Look, I don’t know who needs to hear this today, but you do not deserve to be uncomfortable around food or to feel anxious when certain foods are around. If you ever feel this way, you may have what we call “fear foods.”
But wait, how do I know if something is a fear food?
Typically a fear food is something that you:
- Don’t feel comfortable eating
- Feel anxious at the thought of eating it
- Will only have for special occasions
- Want to plate yourself, and don’t feel comfortable with someone else preparing it
- Feel the need to limit
- Don’t want to buy at the store
- Feel guilty after consuming it at all
Why can fear foods be an issue?
This exact question is something we talk about extensively in the Eating Disorder PATH. Essentially holding onto fear or anxiety around a meal or snack can definitely impact your relationship with food in general as well as your overall health. If being around certain food impacts your mental or physical health, it can lead to withdrawing from social situations, a surge in food preoccupation and disconnect you from your ability to truly listen to your body cues about what type and how much food it is needing in the moment. The truth is, consistently worrying about food can impact your health a lot more than the food itself.
We know that being fearful of eating can hold you back from fully enjoying your day-to-day eating. So, let’s conquer them together with these 5 steps.
1) Make a list of fear foods
If there are any foods that fit the bill for one or more of the bullet points listed above, you have yourself a fear food. That’s okay! That’s why we’re here! There may be some that are scarier than others, and that’s normal. List them all, from “I’m only a little uncomfortable around it,” to “I would never in a million years eat that!” (Though, never say never).
It’s okay if you can’t think of them all at once - you can constantly add to this list if you think of more foods you are fearful of. Let’s say that you’re out at a restaurant and someone orders something for the table, which brings you some anxiety - add it to the list!
2) Choose 1-2 foods at a time to focus on
It’s not feasible to challenge every fear food at once. In fact, it would likely be quite overwhelming and frustrating to do so. So, one step at a time. Take a look at your list, and choose one or two foods that you want to challenge. Then, once you’ve become a bit more comfortable with those, you can move on to another food to conquer.
Keep in mind that some foods may take longer to challenge than others based on how scary you perceive them to be. Remember - this is a process! You’ll be surprised at how taking small steps can add up to something bigger over time.
3) Reflect on the root of fear
If you can, think about what it is about this food that landed it on the list of fear foods. For example - when did you stop consuming the food? Did someone make a comment about this food being “bad”? Did you see this food condemned on the front of a magazine cover? Does it fall within a food group that you’ve been avoiding?
I’m willing to bet that diet culture may be playing a role here. Fact checking diet culture and getting to the root of these fear foods is no easy task. If you need help with reframing these fear foods, or want to learn more about how diet culture plays a role in our eating habits, reach out to one of our registered dietitians, or join the Eating Disorder PATH for more support. Once you’ve identified the root of the fear food, it becomes easier to demystify it!

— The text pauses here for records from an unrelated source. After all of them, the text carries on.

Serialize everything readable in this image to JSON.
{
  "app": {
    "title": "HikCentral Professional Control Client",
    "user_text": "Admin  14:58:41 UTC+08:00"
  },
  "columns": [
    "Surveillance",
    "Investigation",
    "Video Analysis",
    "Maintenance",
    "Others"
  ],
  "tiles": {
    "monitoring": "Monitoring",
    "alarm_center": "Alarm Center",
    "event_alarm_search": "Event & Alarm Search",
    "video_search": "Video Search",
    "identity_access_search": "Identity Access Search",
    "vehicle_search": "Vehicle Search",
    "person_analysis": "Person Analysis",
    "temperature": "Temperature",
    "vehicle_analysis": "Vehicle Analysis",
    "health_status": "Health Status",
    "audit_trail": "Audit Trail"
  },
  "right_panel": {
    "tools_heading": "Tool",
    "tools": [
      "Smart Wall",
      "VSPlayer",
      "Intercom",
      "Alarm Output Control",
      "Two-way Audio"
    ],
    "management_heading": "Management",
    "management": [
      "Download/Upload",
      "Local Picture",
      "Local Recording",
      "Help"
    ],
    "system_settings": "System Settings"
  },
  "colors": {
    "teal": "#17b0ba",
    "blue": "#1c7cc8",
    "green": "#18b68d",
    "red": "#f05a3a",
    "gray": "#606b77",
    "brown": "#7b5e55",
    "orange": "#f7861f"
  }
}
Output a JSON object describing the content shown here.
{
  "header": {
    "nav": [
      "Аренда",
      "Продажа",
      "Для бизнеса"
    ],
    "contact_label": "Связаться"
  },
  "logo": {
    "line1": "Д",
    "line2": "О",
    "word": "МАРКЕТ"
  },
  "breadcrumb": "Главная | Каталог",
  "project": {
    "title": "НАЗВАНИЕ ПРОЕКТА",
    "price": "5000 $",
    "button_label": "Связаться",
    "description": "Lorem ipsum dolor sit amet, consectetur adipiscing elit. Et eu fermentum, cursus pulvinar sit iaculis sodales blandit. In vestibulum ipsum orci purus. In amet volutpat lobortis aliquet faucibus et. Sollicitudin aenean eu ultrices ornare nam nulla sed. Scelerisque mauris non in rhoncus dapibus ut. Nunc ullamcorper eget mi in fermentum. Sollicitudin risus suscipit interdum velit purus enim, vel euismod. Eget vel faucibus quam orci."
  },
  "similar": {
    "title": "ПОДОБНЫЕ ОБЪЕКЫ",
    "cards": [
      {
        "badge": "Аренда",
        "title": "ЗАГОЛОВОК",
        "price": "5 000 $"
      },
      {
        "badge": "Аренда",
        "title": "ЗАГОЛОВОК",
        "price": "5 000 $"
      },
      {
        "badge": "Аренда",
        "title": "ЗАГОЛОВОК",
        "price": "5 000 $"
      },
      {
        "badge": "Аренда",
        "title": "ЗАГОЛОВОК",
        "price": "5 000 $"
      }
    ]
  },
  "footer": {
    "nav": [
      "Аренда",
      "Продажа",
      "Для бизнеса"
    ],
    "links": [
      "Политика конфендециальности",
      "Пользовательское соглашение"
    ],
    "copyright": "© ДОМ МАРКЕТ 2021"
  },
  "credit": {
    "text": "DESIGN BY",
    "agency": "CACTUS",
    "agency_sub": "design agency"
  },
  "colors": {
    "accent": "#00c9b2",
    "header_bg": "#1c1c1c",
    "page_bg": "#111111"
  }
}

4) Use all 5 senses to re-introduce the food
Now, we’re not saying that you have to go all in and eat the food right away. You know when you go to the beach and the water is freezing so you have to walk in slowly, letting the water inch up your body? Same thing here - it can be helpful to re-introduce food slowly, starting with a baby step.
First, use your sense of sight just to observe the food. Look at all the different kinds of it in the store. Have it on your plate without the intention of eating it yet.
Then, you can begin to touch the food with your fingers or your utensil. Bring the food to your lips, but don’t put it in your mouth yet. What does it feel like to you?
Next, smell it! Fun fact - smell is the sense that is most connected to our memory! Are there any fond memories that this food brings back for you?
Finally, experiment with the taste. Even if you take one or two bites, take note of what the food tastes like, and what you might like to pair it with next time.
If you’re having trouble getting past any of these steps, contact a meal coach. They can actually sit with you during a meal and walk you through the process of incorporating these foods.
5) Add the fear food to your daily routine
To help you eat a fear food more frequently, try adding it to a food that you’re comfortable with so it doesn’t seem as daunting. For example, if one of your fear foods is rice, but you eat cauliflower rice all the time, try mixing them together! Or if peanut butter is on your list of fear foods, but yogurt feels “safe,” mix some PB into your yogurt to make a dip for apples or graham crackers.
Then, each time you incorporate a fear food, try adding it in bigger quantities until you’re comfortable with having it on your own.
If you’re reading this thinking, “no way - incorporating fear foods is way too scary,” give us a shout! We’re here to help, with 1 on 1 planning and accountability with an RD, or goal setting with our recovery coaches. Learn more about the services that NourishRX offers right here and dive into the Eating Disorder PATH here!